This test is really not a diagnostic test.  That is what is being missed by most people who hear about it.  It is a "predictive" test, or, at least it is suppose to be predictive.  It is suppose to show whether a particular cat is going to be prone to developing CKD in the future.  It is not really a test of what is happening NOW.  The experience so far on the Yahoo Hyper-t Group is that is not always very accurate.  We have had tests with low results on cats who have clearly had CKD for years.  We have had high tests on cats who have no indication of any kind of kidney issues.  Of course, that second group could prove to develop the problem in the future.  But, this test should only be used along with the usual BUN and Creatinine tests that have always been relied upon.  Yes, the urine USG can also be used to test kidney function, but it can have the same problems as the BUN and Creatinine in certain situations that would cause a cat to be drinking excessively, for instance, and thus result in dilute urine.  There is no one perfect test, so we have to take into consideration many factors, including other medical issues that a cat may have. 

I don't know if Idexx is reporting the test results in the same unit of measurement in the UK.  But, I'm glad the Eppie had a low result.
Logged
JoMax
Hero Member
*****
Posts: 1523



« Reply #5 on: January 18, 2016, 09:25:15 AM »

Thanks for info Mandycat - Prompts me to discuss at more length with my vet next time.  Hope more info/stats will be more widely available over here soon.
Logged

"I can think of many ways in which I would become a better person if I were more like my cats.

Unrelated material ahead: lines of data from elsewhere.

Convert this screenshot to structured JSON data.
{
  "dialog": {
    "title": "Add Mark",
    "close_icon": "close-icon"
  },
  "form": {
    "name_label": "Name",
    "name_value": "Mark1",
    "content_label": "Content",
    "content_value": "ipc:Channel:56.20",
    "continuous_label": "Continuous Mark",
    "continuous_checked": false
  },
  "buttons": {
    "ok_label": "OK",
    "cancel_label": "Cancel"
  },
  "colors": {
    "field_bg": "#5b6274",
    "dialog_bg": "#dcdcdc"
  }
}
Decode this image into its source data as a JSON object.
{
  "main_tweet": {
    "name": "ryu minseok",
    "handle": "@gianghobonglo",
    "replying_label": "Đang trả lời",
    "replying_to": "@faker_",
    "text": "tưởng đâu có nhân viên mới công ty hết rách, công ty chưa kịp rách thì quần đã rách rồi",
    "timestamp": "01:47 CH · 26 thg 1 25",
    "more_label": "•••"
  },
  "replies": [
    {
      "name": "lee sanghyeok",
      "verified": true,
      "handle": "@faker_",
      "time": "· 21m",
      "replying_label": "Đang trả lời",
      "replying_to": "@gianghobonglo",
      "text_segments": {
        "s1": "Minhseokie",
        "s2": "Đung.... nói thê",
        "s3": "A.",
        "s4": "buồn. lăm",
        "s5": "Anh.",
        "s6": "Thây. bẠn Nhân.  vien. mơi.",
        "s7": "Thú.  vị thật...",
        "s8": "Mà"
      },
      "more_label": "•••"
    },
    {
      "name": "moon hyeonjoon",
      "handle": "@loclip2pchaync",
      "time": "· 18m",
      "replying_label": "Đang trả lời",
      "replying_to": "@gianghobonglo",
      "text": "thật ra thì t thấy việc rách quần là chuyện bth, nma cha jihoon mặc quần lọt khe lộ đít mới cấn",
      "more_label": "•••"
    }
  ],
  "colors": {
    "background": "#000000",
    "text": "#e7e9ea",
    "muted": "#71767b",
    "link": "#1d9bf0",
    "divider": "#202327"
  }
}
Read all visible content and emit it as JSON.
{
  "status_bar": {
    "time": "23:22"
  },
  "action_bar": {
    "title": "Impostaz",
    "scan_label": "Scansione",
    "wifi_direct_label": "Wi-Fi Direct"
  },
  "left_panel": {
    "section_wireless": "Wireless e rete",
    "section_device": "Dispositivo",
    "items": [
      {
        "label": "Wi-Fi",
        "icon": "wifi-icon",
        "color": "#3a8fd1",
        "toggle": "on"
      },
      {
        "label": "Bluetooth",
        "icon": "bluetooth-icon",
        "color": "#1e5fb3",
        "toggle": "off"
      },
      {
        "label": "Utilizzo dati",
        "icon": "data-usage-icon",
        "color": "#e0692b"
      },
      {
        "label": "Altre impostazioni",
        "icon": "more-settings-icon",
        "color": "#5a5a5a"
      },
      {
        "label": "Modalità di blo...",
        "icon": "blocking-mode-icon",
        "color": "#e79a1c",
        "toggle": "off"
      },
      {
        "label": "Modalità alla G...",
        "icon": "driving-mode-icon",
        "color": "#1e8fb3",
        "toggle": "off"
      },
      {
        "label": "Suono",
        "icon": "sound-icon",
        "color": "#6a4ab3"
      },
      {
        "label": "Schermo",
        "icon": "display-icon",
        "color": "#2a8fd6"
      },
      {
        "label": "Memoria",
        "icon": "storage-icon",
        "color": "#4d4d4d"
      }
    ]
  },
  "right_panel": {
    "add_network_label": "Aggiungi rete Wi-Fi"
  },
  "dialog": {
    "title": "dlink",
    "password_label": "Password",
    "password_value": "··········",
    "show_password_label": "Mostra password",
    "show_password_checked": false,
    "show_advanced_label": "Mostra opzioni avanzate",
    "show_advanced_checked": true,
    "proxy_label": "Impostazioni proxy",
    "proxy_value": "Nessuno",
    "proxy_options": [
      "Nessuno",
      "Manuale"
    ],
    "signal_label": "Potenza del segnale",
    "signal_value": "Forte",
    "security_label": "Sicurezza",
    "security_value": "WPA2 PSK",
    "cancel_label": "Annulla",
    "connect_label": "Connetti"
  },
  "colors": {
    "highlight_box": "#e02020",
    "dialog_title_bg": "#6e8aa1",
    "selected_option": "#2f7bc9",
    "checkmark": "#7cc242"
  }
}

But I cannot think of a single way in which my cats would be any better for being more like me."  A.N.Wilson
Pages: [1]
  Print  
 
Jump to:  

Copyright 2007 Itchmo.com: Read the latest cat, dog and pet news, pet food recall info, product reviews and more — updated daily.
Powered by SMF 1.1.21 | SMF © 2015, Simple Machines | Sitemap